Diaspora: A body of people dispersed from their homelands. That pretty much describes the Bay Area population in a nutshell.
Beginning Thursday, CounterPULSE, the South-of-Market artists’ collective, presents “Performing Diaspora” — three weekends of dance, music and drama featuring a baker’s dozen of artists whose fresh and experimental work is rooted in cultural traditions from such diverse parts of the world as Indonesia, Serbia, the Caribbean, Japan and Africa.
CounterPULSE director Jessica Robinson Love says, “The Bay Area has had support for artists who practice traditional forms of dance and that’s very important, especially for recent immigrants. On the other hand, we have a vibrant contemporary performance community. What we were lacking was a middle ground — artists based in traditional forms who want to divert from that.”
As such, “Performing Diaspora” seems to begin where San Francisco’s popular Ethnic Dance Festival leaves off.
“I believe traditional dance is not static — society shapes it,” says Indonesian dance master Sri Susilowati, who appears in both venues. “I want to offer a way to think clearly about the underlying principles that are core to the Indonesian dance vocabulary.”
For her “Diaspora” performance, she uses the timing, movement and form of traditional Indonesian dance as a springboard to examine a Western obsession: food.
Raised in Java, where poverty was commonplace, she was stunned to see many anorexic dancers here. “At the start of the new piece, I talk about food and appearance — and I actually eat and shake my booty on stage,” she laughs.
Breaking cultural boundaries proves unnerving to some. “It’s the traditionalists from any culture that have a hard time with it,” Susilowati says.
Just as with traditional forms of dance, these new works require equal focus and discipline.
“Sometimes people throw out words like fusion,” says “Diaspora” choreographer Adia Whitaker, an Alvin Ailey-trained dancer whose own work is rooted in both Haitian dance and hip-hop.
“But what gets overlooked is the craft. It’s like growing a garden — you have to plant the seed, wait and then cultivate it,” Whitaker says. “You need a contemporary mindset to get it done, but it requires extensive knowledge of your traditions. You don’t want to present a watered-down form.”
The merging of cultural traditions has already resulted in some pretty terrific outcomes: jazz music, tap dance and even those joyous Bollywood extravaganzas come to mind.
One wonders what new and thrilling forms will be birthed by these artists.

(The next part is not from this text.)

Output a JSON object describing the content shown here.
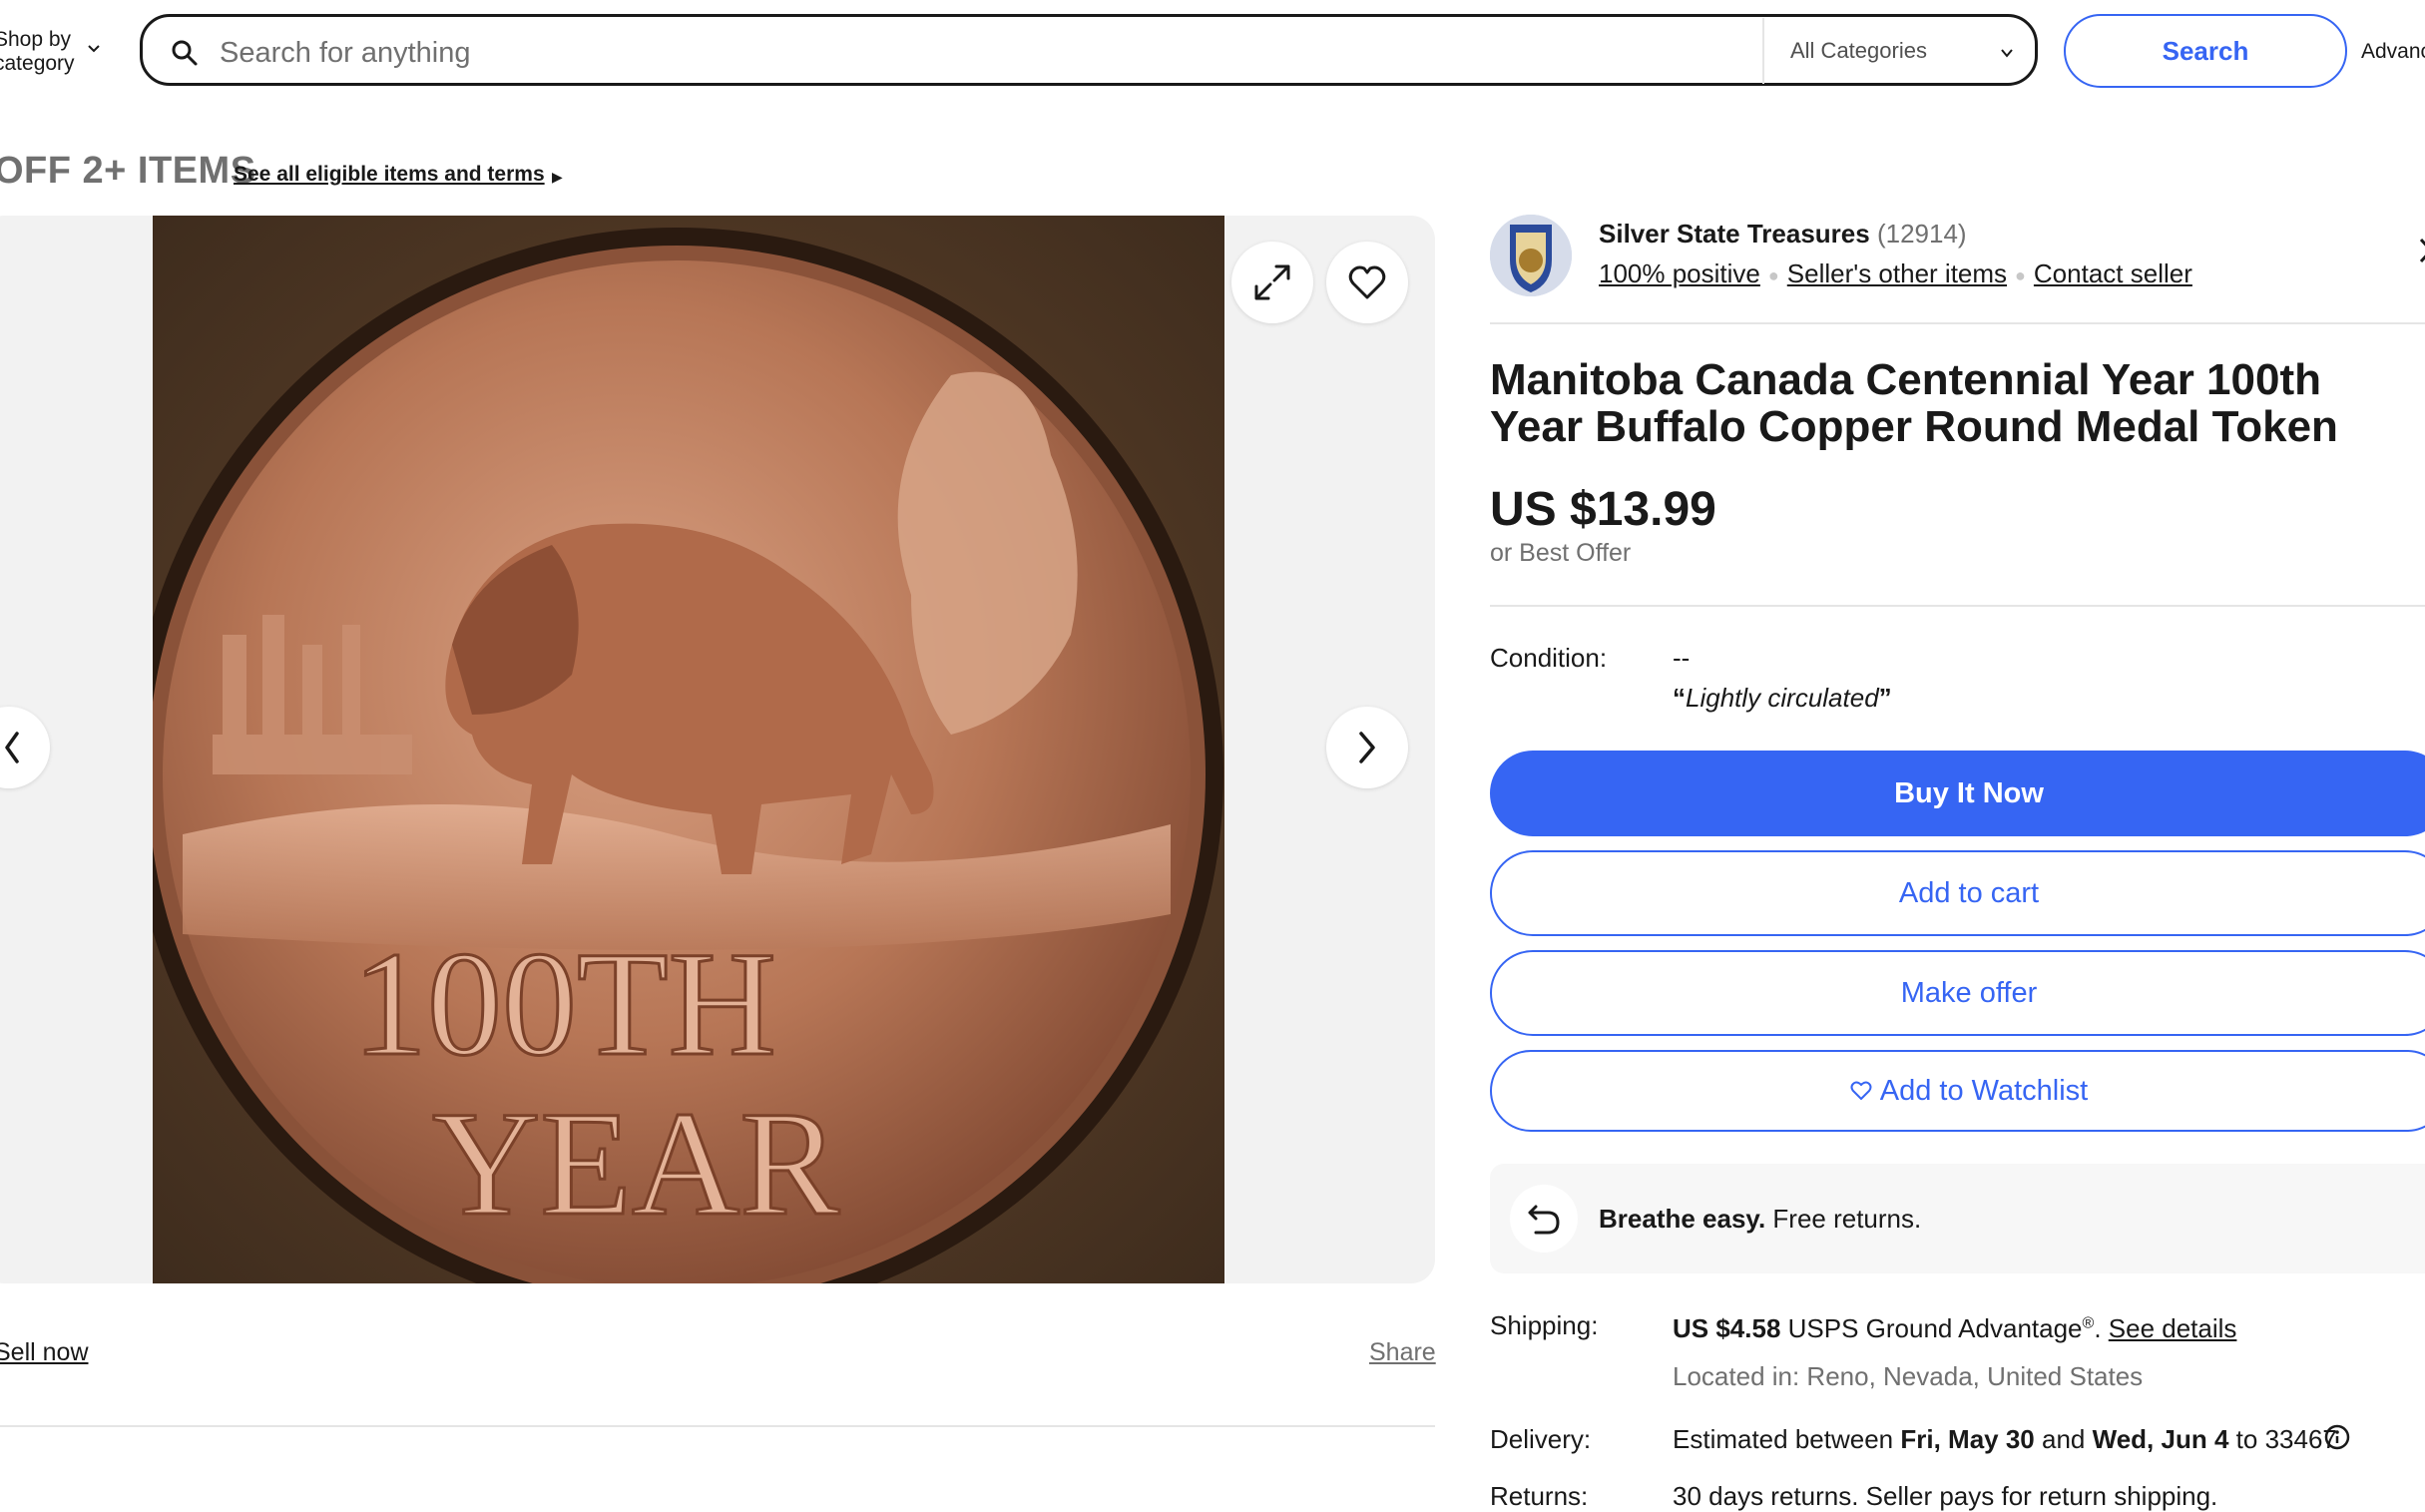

Where: CounterPULSE, 1310 Mission St., San Francisco
When: Opens Thursday; 8 p.m. Thursdays-Sundays; closes Nov. 22
Tickets: $15 to $25
Contact: (800) 838-3006, (415) 626-2060, www.counterpulse.org